In the 1980s, we took all of our water from faucets — washing vegetables, cleaning meat and fish, showering and bathing, boiling water for coffee and cooking, getting a tall glass of water on a hot summer day, watering the lawn and garden.
The water was all the same source, twist the knob, turn the silver lever and let the water flow from municipal water. There were no bottled water empires, spring water industries or water filters.
So the idea that bottled water or water for sale would become a multi-billion dollar industry in the United States was utterly fanciful. It was a mirage-like mist or clouds billowing in blue skies.
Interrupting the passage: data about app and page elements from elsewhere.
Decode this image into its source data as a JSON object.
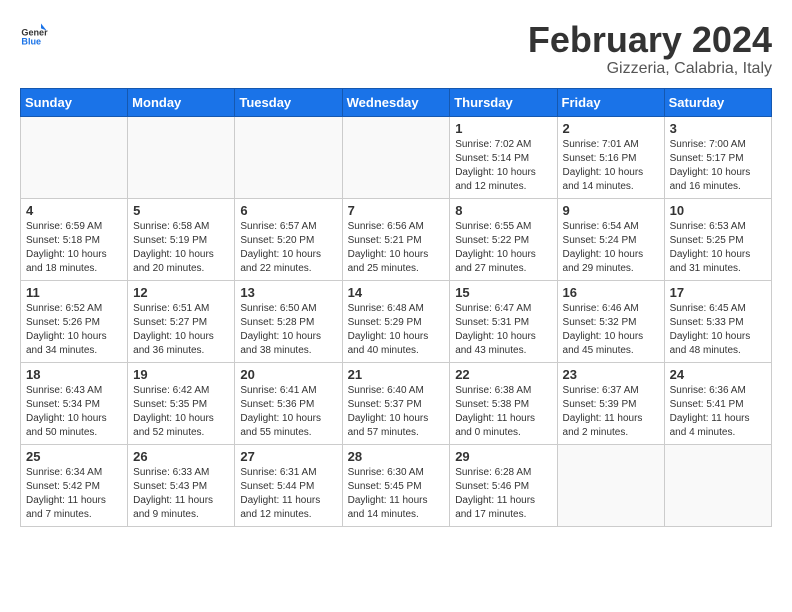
{
  "header": {
    "logo_general": "General",
    "logo_blue": "Blue",
    "title": "February 2024",
    "subtitle": "Gizzeria, Calabria, Italy"
  },
  "columns": [
    "Sunday",
    "Monday",
    "Tuesday",
    "Wednesday",
    "Thursday",
    "Friday",
    "Saturday"
  ],
  "weeks": [
    [
      {
        "day": "",
        "info": ""
      },
      {
        "day": "",
        "info": ""
      },
      {
        "day": "",
        "info": ""
      },
      {
        "day": "",
        "info": ""
      },
      {
        "day": "1",
        "info": "Sunrise: 7:02 AM\nSunset: 5:14 PM\nDaylight: 10 hours\nand 12 minutes."
      },
      {
        "day": "2",
        "info": "Sunrise: 7:01 AM\nSunset: 5:16 PM\nDaylight: 10 hours\nand 14 minutes."
      },
      {
        "day": "3",
        "info": "Sunrise: 7:00 AM\nSunset: 5:17 PM\nDaylight: 10 hours\nand 16 minutes."
      }
    ],
    [
      {
        "day": "4",
        "info": "Sunrise: 6:59 AM\nSunset: 5:18 PM\nDaylight: 10 hours\nand 18 minutes."
      },
      {
        "day": "5",
        "info": "Sunrise: 6:58 AM\nSunset: 5:19 PM\nDaylight: 10 hours\nand 20 minutes."
      },
      {
        "day": "6",
        "info": "Sunrise: 6:57 AM\nSunset: 5:20 PM\nDaylight: 10 hours\nand 22 minutes."
      },
      {
        "day": "7",
        "info": "Sunrise: 6:56 AM\nSunset: 5:21 PM\nDaylight: 10 hours\nand 25 minutes."
      },
      {
        "day": "8",
        "info": "Sunrise: 6:55 AM\nSunset: 5:22 PM\nDaylight: 10 hours\nand 27 minutes."
      },
      {
        "day": "9",
        "info": "Sunrise: 6:54 AM\nSunset: 5:24 PM\nDaylight: 10 hours\nand 29 minutes."
      },
      {
        "day": "10",
        "info": "Sunrise: 6:53 AM\nSunset: 5:25 PM\nDaylight: 10 hours\nand 31 minutes."
      }
    ],
    [
      {
        "day": "11",
        "info": "Sunrise: 6:52 AM\nSunset: 5:26 PM\nDaylight: 10 hours\nand 34 minutes."
      },
      {
        "day": "12",
        "info": "Sunrise: 6:51 AM\nSunset: 5:27 PM\nDaylight: 10 hours\nand 36 minutes."
      },
      {
        "day": "13",
        "info": "Sunrise: 6:50 AM\nSunset: 5:28 PM\nDaylight: 10 hours\nand 38 minutes."
      },
      {
        "day": "14",
        "info": "Sunrise: 6:48 AM\nSunset: 5:29 PM\nDaylight: 10 hours\nand 40 minutes."
      },
      {
        "day": "15",
        "info": "Sunrise: 6:47 AM\nSunset: 5:31 PM\nDaylight: 10 hours\nand 43 minutes."
      },
      {
        "day": "16",
        "info": "Sunrise: 6:46 AM\nSunset: 5:32 PM\nDaylight: 10 hours\nand 45 minutes."
      },
      {
        "day": "17",
        "info": "Sunrise: 6:45 AM\nSunset: 5:33 PM\nDaylight: 10 hours\nand 48 minutes."
      }
    ],
    [
      {
        "day": "18",
        "info": "Sunrise: 6:43 AM\nSunset: 5:34 PM\nDaylight: 10 hours\nand 50 minutes."
      },
      {
        "day": "19",
        "info": "Sunrise: 6:42 AM\nSunset: 5:35 PM\nDaylight: 10 hours\nand 52 minutes."
      },
      {
        "day": "20",
        "info": "Sunrise: 6:41 AM\nSunset: 5:36 PM\nDaylight: 10 hours\nand 55 minutes."
      },
      {
        "day": "21",
        "info": "Sunrise: 6:40 AM\nSunset: 5:37 PM\nDaylight: 10 hours\nand 57 minutes."
      },
      {
        "day": "22",
        "info": "Sunrise: 6:38 AM\nSunset: 5:38 PM\nDaylight: 11 hours\nand 0 minutes."
      },
      {
        "day": "23",
        "info": "Sunrise: 6:37 AM\nSunset: 5:39 PM\nDaylight: 11 hours\nand 2 minutes."
      },
      {
        "day": "24",
        "info": "Sunrise: 6:36 AM\nSunset: 5:41 PM\nDaylight: 11 hours\nand 4 minutes."
      }
    ],
    [
      {
        "day": "25",
        "info": "Sunrise: 6:34 AM\nSunset: 5:42 PM\nDaylight: 11 hours\nand 7 minutes."
      },
      {
        "day": "26",
        "info": "Sunrise: 6:33 AM\nSunset: 5:43 PM\nDaylight: 11 hours\nand 9 minutes."
      },
      {
        "day": "27",
        "info": "Sunrise: 6:31 AM\nSunset: 5:44 PM\nDaylight: 11 hours\nand 12 minutes."
      },
      {
        "day": "28",
        "info": "Sunrise: 6:30 AM\nSunset: 5:45 PM\nDaylight: 11 hours\nand 14 minutes."
      },
      {
        "day": "29",
        "info": "Sunrise: 6:28 AM\nSunset: 5:46 PM\nDaylight: 11 hours\nand 17 minutes."
      },
      {
        "day": "",
        "info": ""
      },
      {
        "day": "",
        "info": ""
      }
    ]
  ]
}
In 2020, the global bottled water market size was valued at USD 217.66 billion and is expected to expand at a compound annual growth rate (CAGR) of 11.1% from 2021 to 2028.
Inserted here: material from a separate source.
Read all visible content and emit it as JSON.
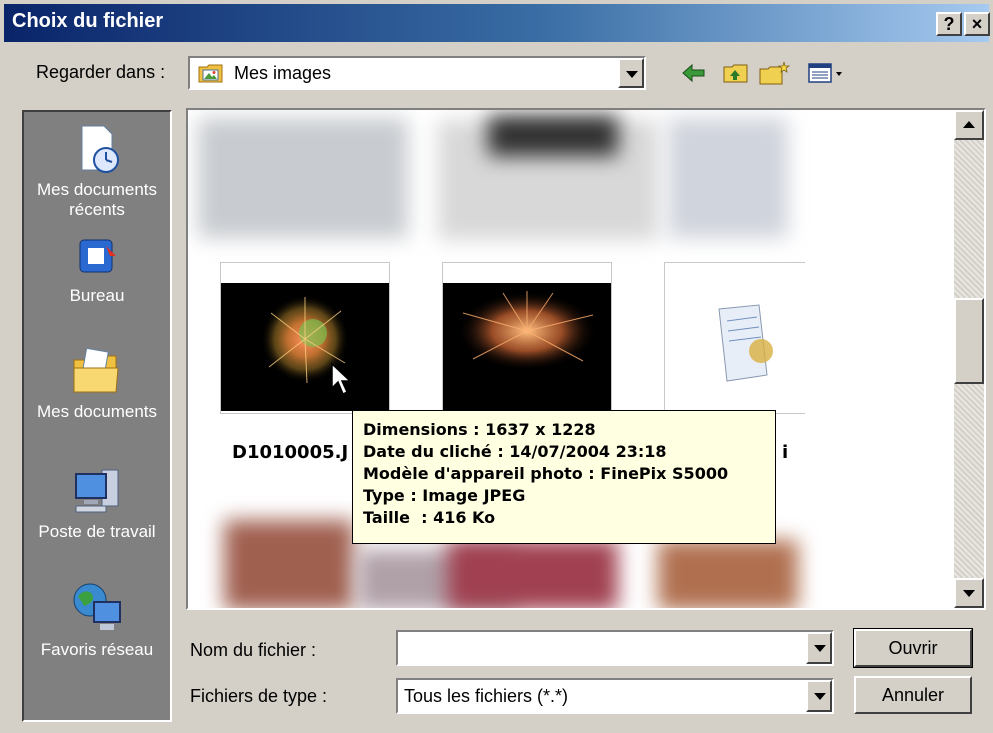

From pipe dreams to billion-dollar industries
At least, that’s the sense I get talking to Brendon Marks, CEO of Capture H20 in Solana Beach.
“Our Trilogy Investment Group has always been involved in commercial real estate and investments. Candidly, I didn’t want to invest in single-digit cap rates investments for the rest of my life,” Marks said. “It was obvious that there was more opportunity in small market cap and below. Probably a lot more opportunity in companies that make less than two million of EBITDA.”
Capture H20s multipliers are significantly larger than the water bottling industry over a half-century ago —10 to 100-times greater — as they are operating within the B2B industry of water treatment for cooling systems and industrial usage.
Marks and Capture H20 utilizes a proprietary system that uses water softeners and cooling systems for corporate businesses that use water tanks for cooling systems.
They’ve got that new vision, investment bank bona fides and moxie to speak nothing of some pretty valuable partnerships, such as Westfield properties, Irvine Company, Pepsi Co., Gatorade and Callaway Golf.
“We believe the availability of clean water will become the single biggest issue in the next twenty years,” said Michael Marks, CEO of Trilogy Investments. “We are blessed to be working with world-class companies truly committed to making a real difference in sustainability. They have clear plans of reducing or eliminating their impacts on the environment.”
So, even as Capture H20 walks with its head in the clouds, its feet are planted firmly with strategic partners in the business ecosystem. Cooling towers account for the largest consumption of water in the United States after agriculture and thermoelectric power.
The total size of commercial real estate in the U.S. was estimated at $16 trillion in 2018. All of these new (and existing) buildings need cooling and air conditioning.
Let’s drill down on that market a little more: the global industrial refrigeration system market is expected to grow from USD 19.3 billion in 2019 to USD 24.8 billion by 2025, at a CAGR of 4.3%.
Capture H20, like Tesla in the auto industry, is also positioned as an essential fixed cost business in a billion-dollar industry within a trillion-dollar industry, mitigating the risk of speculation and strategically positioned for upside gains.
Marks’ task is that of changing ideas and coming upon powerful interests in an existing billion commercial refrigeration industry. Marks, however, only notes the opportunity.
“I think the natural progression of innovation is taking place in our industry as well,” Marks said. “Which is great!”
So far, Capture H20 has managed to save 165 million gallons of water saved for clients annually. But the company’s ultimate goal is to save billions of gallons of water per year.
The world’s most essential commodity is not oil and gas or American culture in the form of its films and music. It’s water (alongside ingenuity, passion and vision). Capture H20’s gambit is a clever one because it is built upon the guaranteed business in “build back better” America and the all-but-certain commercial real estate boom.
At the helm of SoCal’s Capture H2O behemoth materializing is Marks, bushy-browed and bright-eyed. Brilliant, in fact. But, then again, he is operating in Solana Beach, a city literally named for its sunlight. And, yes his hair is sunburnt auburn and his eyes, sky blue.